Brandon McCapes, SOCONEWS

The county’s comprehensive update of its cannabis cultivation ordinance was back before the Sonoma County Board of Supervisors Sept. 28 — and along with it came the usual controversy between cannabis farmers and anti-cannabis neighborhood groups.

After hours of presentations, discussion and public comments, the supervisors approved county staff’s recommendations that seven broad topics be explored in the context of the future ordinance and the environmental impact review (EIR), per staff recommendation.

Significantly, a moratorium on cannabis cultivation permits was not included in the list of recommendations nor supported by the board. A moratorium of all new cannabis cultivation permits until the adoption of the new cannabis ordinance is an option favored by neighborhood and environmental groups, and one the board has discussed. Earlier last month, the board passed a 45-day moratorium on new multi-tenant cannabis permits, but not on cannabis permits altogether.

On June 8, the supervisors directed county staff to complete a comprehensive update of the county’s cannabis ordinance, based on community input and an EIR. Though public outreach will continue throughout the three-year process, slated to end in 2024, this summer’s public outreach efforts were a first step toward an ordinance update, according to the board’s meeting agenda report.
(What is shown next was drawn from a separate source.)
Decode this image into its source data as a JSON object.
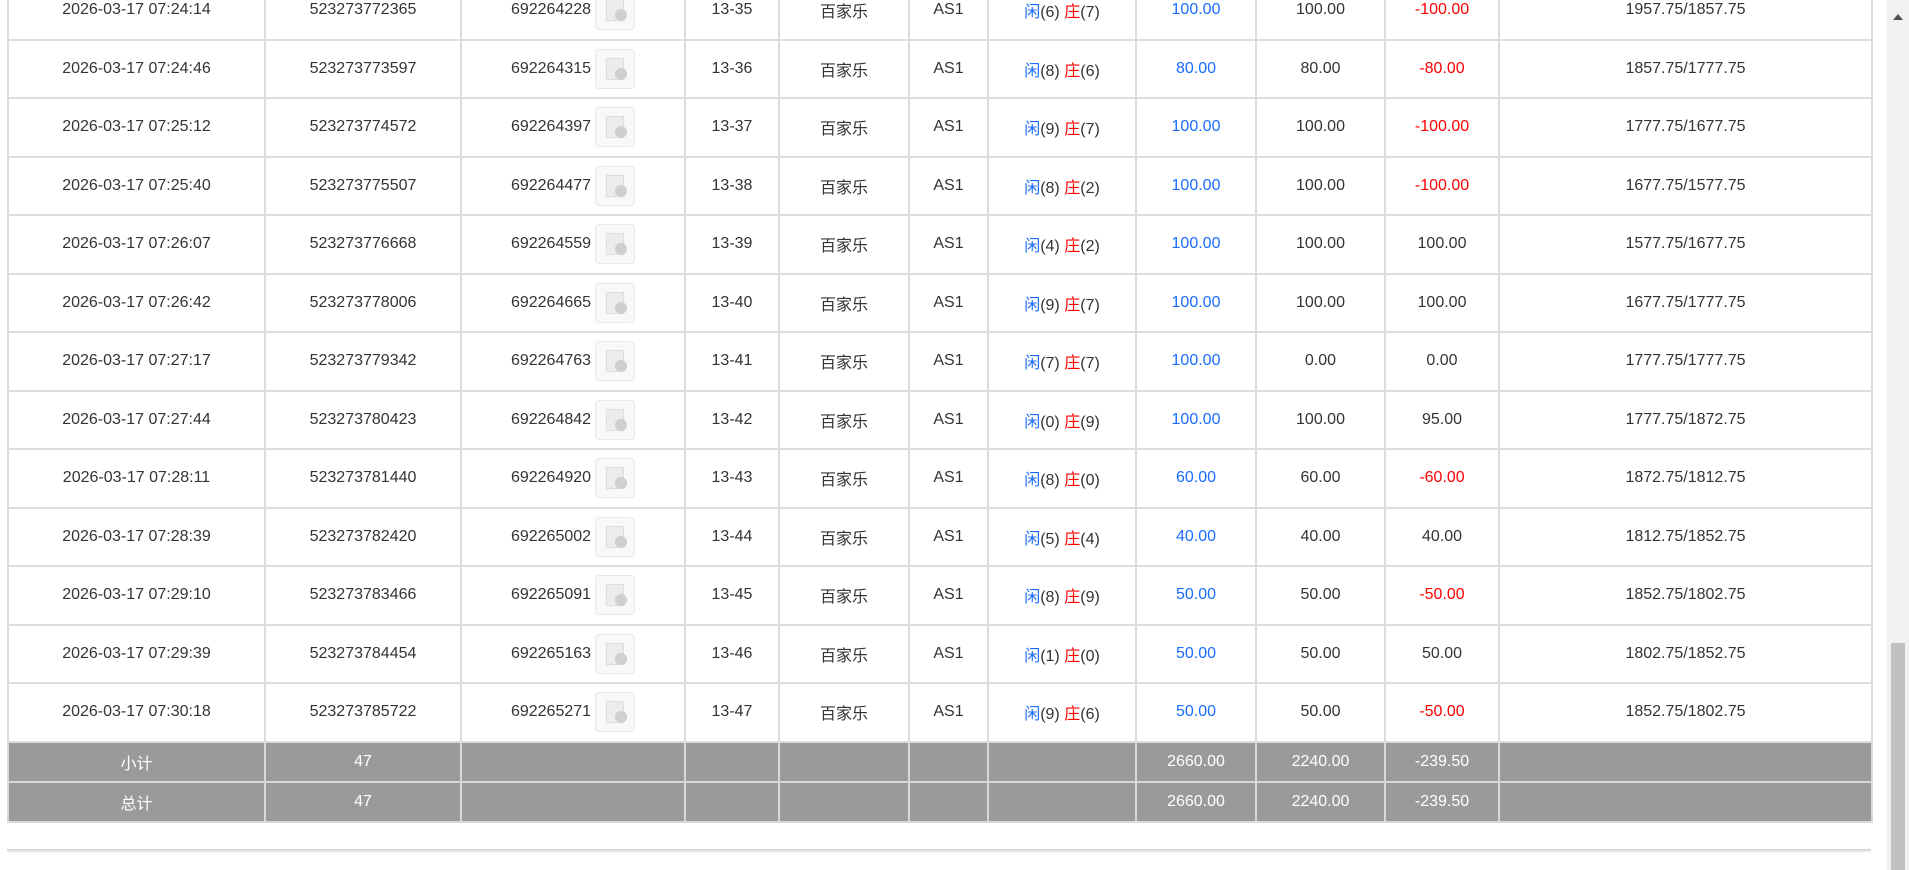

Read more at https://soconews.org/scn_county/supes-say-no-to-cannabis-moratorium-recommend-wide-net-exploring-policy-options/article_a1e2bff0-2dd2-11ec-a9d9-ff30ec144a7f.html?utm_source=soconews.org&utm_campaign=%2Fnewsletters%2Fheadlines-soconews-west-county%2F%3F-dc%3D1634320840&utm_medium=email&utm_content=headline